TASK REQUIREMENTS: Search the data below for the string "counselor" and copy all lines where it shows up.
((
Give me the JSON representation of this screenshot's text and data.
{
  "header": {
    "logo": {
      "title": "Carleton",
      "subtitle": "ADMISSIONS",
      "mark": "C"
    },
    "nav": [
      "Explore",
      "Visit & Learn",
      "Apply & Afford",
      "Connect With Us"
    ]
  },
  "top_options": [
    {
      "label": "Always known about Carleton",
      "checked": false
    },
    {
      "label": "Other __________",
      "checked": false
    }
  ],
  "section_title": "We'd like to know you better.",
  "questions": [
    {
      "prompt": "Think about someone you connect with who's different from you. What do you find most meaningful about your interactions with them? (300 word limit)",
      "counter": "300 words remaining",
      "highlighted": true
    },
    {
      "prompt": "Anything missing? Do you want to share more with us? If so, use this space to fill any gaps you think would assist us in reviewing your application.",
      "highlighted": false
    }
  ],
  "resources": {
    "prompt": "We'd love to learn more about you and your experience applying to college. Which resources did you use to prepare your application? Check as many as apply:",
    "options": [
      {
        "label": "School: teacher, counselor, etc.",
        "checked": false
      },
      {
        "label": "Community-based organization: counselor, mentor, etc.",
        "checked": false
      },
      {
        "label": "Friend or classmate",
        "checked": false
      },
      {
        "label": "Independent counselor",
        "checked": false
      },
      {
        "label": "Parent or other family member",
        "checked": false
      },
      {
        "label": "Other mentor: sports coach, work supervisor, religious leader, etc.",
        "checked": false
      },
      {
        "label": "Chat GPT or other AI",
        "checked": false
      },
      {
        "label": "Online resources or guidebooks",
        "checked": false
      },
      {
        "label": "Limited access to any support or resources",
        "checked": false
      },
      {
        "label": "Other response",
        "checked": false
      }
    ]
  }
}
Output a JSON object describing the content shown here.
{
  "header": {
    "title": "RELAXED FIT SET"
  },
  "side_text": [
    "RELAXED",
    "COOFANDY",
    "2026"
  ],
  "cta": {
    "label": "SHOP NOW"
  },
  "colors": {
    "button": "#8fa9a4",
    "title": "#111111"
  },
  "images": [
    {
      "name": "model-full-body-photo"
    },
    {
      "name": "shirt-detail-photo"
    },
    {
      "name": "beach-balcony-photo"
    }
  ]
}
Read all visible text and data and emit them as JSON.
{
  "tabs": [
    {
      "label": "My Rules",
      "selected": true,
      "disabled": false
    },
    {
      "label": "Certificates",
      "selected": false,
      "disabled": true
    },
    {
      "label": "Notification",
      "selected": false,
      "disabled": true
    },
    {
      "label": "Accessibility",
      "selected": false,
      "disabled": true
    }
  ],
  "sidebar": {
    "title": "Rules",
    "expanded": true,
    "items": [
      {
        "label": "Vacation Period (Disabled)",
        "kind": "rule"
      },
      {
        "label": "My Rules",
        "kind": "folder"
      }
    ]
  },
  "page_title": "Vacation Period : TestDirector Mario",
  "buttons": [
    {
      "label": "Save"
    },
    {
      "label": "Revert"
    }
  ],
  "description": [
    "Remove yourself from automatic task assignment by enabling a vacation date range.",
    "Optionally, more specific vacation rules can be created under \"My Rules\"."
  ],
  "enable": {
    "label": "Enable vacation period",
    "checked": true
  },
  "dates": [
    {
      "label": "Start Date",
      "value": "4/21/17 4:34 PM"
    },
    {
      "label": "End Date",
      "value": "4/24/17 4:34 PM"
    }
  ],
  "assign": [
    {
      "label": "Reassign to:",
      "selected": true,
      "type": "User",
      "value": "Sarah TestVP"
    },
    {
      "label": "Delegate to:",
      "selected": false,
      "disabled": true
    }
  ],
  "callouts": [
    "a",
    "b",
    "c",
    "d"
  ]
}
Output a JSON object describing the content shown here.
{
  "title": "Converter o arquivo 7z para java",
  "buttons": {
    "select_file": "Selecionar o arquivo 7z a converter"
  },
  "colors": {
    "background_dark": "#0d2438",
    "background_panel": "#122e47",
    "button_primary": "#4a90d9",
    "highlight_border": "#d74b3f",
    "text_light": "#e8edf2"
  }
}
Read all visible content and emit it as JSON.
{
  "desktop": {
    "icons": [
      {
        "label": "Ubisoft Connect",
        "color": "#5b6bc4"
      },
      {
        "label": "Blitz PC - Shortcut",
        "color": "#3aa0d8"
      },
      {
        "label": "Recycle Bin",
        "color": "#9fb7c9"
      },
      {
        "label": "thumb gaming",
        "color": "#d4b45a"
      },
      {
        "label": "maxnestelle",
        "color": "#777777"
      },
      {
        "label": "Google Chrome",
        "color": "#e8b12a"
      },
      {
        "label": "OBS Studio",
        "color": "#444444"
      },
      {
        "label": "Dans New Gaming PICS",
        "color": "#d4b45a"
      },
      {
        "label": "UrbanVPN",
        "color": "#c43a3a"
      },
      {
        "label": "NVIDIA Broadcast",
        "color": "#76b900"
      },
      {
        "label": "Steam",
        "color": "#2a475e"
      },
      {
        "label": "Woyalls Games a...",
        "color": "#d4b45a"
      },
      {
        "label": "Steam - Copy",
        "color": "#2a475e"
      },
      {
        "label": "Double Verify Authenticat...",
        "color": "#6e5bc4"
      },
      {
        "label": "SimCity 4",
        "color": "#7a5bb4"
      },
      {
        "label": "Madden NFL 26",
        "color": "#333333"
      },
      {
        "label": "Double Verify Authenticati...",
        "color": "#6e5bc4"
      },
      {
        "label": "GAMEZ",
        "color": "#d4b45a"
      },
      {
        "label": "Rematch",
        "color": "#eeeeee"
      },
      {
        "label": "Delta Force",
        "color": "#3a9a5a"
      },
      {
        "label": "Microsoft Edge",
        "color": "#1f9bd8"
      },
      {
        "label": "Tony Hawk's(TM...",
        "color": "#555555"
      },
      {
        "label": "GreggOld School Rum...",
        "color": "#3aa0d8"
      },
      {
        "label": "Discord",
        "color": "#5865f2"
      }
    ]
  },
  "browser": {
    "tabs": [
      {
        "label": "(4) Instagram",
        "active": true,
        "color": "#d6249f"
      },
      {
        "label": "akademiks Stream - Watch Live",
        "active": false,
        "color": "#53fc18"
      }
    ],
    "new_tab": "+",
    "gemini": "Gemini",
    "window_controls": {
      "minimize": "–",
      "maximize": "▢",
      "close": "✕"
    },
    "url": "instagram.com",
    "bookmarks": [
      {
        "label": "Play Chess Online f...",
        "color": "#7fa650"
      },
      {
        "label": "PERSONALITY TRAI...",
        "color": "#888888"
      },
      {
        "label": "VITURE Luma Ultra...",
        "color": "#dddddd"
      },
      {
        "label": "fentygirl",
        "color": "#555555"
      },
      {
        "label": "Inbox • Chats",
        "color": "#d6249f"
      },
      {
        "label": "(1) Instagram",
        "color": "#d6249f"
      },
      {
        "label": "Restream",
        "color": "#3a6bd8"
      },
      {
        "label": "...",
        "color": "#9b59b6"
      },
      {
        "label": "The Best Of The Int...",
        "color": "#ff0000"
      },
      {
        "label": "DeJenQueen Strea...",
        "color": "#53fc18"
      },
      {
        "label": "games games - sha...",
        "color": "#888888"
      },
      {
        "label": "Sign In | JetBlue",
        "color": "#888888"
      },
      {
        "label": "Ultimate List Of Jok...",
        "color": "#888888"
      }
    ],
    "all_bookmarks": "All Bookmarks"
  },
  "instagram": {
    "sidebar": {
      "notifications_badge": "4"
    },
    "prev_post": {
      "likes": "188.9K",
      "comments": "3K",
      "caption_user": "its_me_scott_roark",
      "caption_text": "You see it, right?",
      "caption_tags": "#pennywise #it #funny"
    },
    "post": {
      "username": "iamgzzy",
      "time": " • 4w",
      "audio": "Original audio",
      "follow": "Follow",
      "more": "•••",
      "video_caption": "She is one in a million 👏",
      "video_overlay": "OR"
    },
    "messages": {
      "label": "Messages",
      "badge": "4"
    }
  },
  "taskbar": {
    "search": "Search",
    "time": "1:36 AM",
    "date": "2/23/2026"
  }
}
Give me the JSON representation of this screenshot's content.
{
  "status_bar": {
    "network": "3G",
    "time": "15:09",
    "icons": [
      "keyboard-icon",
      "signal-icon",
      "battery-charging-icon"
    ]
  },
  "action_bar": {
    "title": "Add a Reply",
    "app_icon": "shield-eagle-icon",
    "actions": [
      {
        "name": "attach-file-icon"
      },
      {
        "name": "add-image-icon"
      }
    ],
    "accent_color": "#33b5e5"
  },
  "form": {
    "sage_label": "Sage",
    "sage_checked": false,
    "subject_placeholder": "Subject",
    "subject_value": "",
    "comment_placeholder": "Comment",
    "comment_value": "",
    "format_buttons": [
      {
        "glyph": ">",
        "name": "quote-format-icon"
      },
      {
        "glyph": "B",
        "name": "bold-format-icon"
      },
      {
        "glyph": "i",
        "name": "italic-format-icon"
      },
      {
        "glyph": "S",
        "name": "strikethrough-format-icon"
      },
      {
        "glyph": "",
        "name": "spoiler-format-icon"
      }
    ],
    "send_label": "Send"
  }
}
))
SOLUTION FOR THIS TASK:
        "label": "School: teacher, counselor, etc.",
        "label": "Community-based organization: counselor, mentor, etc.",
        "label": "Independent counselor",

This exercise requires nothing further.